(App and web page records)
════════════════
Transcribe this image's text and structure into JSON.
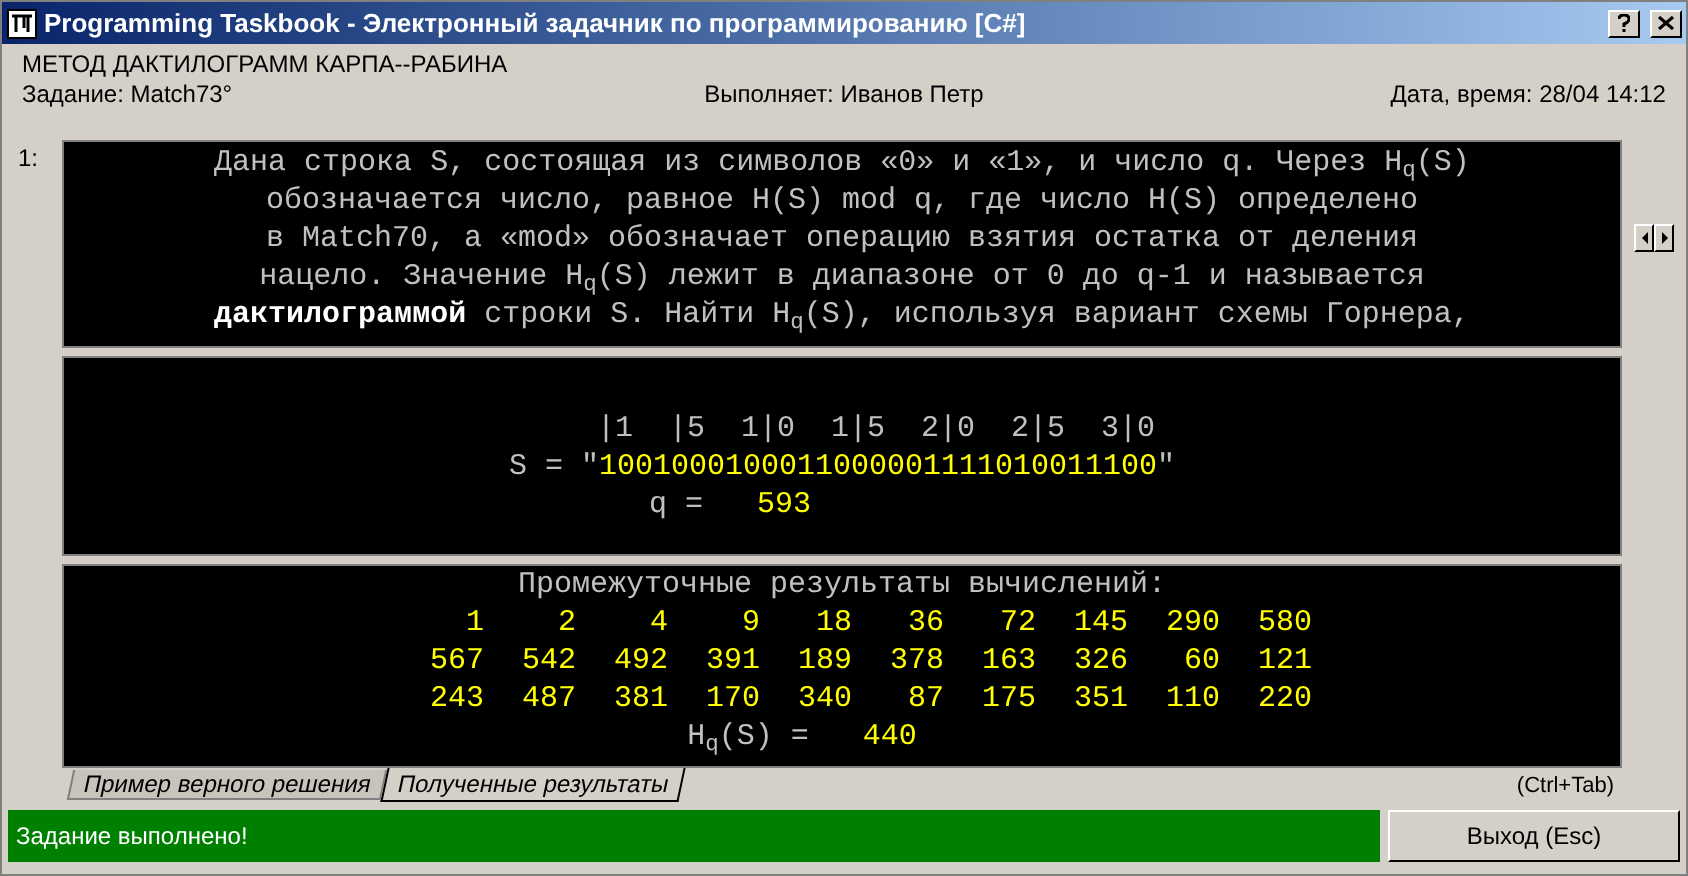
{
  "window": {
    "title": "Programming Taskbook - Электронный задачник по программированию [C#]"
  },
  "header": {
    "topic": "МЕТОД ДАКТИЛОГРАММ КАРПА--РАБИНА",
    "task": "Задание: Match73°",
    "performer": "Выполняет: Иванов Петр",
    "datetime": "Дата, время: 28/04 14:12"
  },
  "task_panel": {
    "number": "1:",
    "lines": [
      "Дана строка S, состоящая из символов «0» и «1», и число q. Через H$_{q}$(S)",
      "обозначается число, равное H(S) mod q, где число H(S) определено",
      "в Match70, а «mod» обозначает операцию взятия остатка от деления",
      "нацело. Значение H$_{q}$(S) лежит в диапазоне от 0 до q-1 и называется",
      "**дактилограммой** строки S. Найти H$_{q}$(S), используя вариант схемы Горнера,"
    ]
  },
  "input_panel": {
    "ruler": "|1  |5  1|0  1|5  2|0  2|5  3|0",
    "s_label": "S =",
    "s_value": "\"1001000100011000001111010011100\"",
    "q_label": "q =",
    "q_value": "593"
  },
  "results_panel": {
    "title": "Промежуточные результаты вычислений:",
    "rows": [
      [
        "1",
        "2",
        "4",
        "9",
        "18",
        "36",
        "72",
        "145",
        "290",
        "580"
      ],
      [
        "567",
        "542",
        "492",
        "391",
        "189",
        "378",
        "163",
        "326",
        "60",
        "121"
      ],
      [
        "243",
        "487",
        "381",
        "170",
        "340",
        "87",
        "175",
        "351",
        "110",
        "220"
      ]
    ],
    "result_label": "H$_{q}$(S) =",
    "result_value": "440"
  },
  "tabs": [
    {
      "label": "Пример верного решения",
      "selected": false
    },
    {
      "label": "Полученные результаты",
      "selected": true
    }
  ],
  "tab_hint": "(Ctrl+Tab)",
  "status_bar": {
    "message": "Задание выполнено!",
    "exit_button": "Выход (Esc)"
  }
}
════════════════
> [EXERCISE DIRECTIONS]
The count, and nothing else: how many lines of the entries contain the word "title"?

> [REPLY TO THE EXERCISE]
2